Why is the census important?
Not filling out the census means missing out on money. A study from John Washington University found that each person who doesn’t fill out the census costs their community about $972 annually
Multiply that by 10 years, until the next census, and that means missing out on almost $10,000 per person.
Rain Wilson, director of the Performing Arts Academy at Indiana Black Expo, said organizations committed to social justice can be negatively impacted when Black and brown people are undercounted in the census.
“Getting these numbers right affects money,” she said. “We need to let the money folks know we are here and have needs.”
Other than the hundreds of billions of dollars that the government needs to hand out for various programs, numbers from the census also determine how many congressional seats each state gets and how districts should be drawn.
The most representatives Indiana had was 13 from 1873 to 1933. The state had 10 representatives until the 2000 census, when it was reduced to the current nine.
What questions are (and aren’t) on the census?
There’s a section on the census for each person living in the home and asks about their age, sex, race, Hispanic origin and relationship to the head of the household.

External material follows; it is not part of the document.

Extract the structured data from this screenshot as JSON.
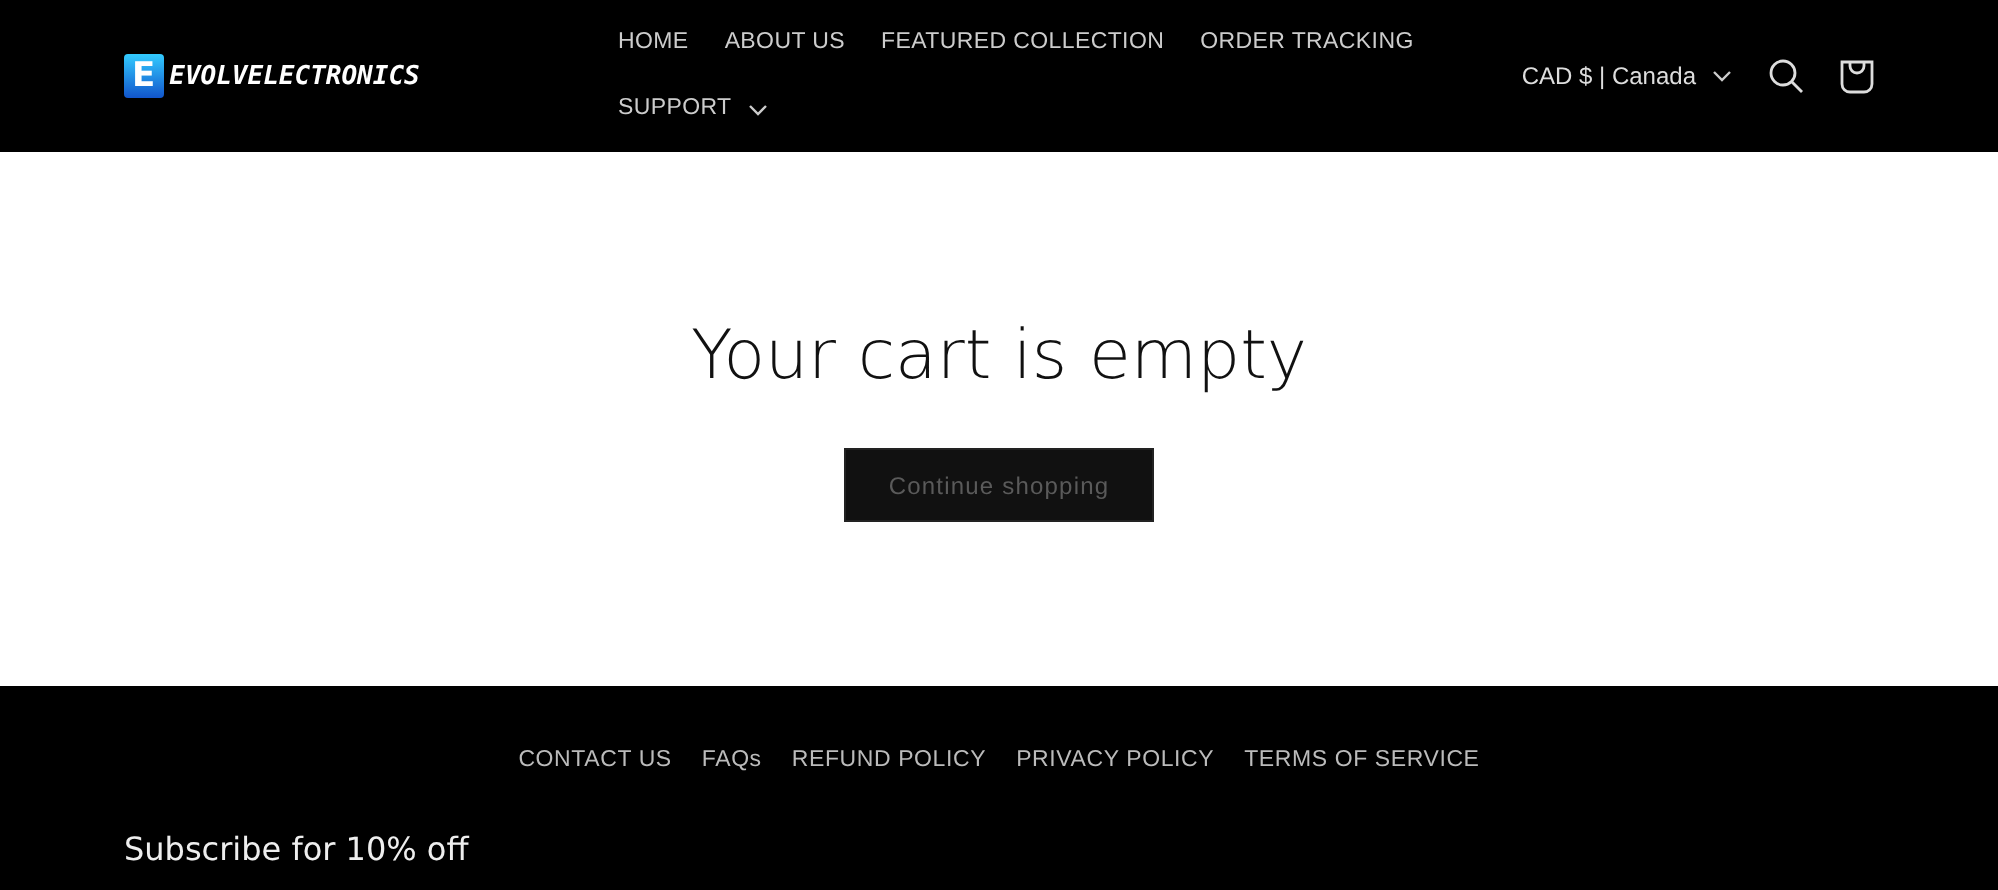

The census does not ask about religion, income, education, employment or other more personal questions. (The U.S. Census Bureau compiles that data from the annual American Community Survey, which samples a limited number of people.)
The census also does not include a question about citizenship. U.S. Secretary of Commerce Wilbur Ross announced in 2018 the census would include a citizenship question, which many said would discourage Hispanic communities from filling out the census and result in undercounting.
The U.S. Census Bureau announced in 2019 it would remove that question.
What happens to the data?
Title 13 of the U.S. Code prevents the U.S. Census Bureau from releasing any identifiable information about individuals, households or businesses, even to law enforcement.
All staff take a lifetime oath to protect personal information, and any violation comes with a penalty of up to $250,000 and/or up to five years in prison.
To support historical research, the U.S. Code does allow the National Archives and Records Administration to release census records after 72 years.
Contact staff writer Tyler Fenwick at 317-762-7853. Follow him on Twitter @Ty_Fenwick.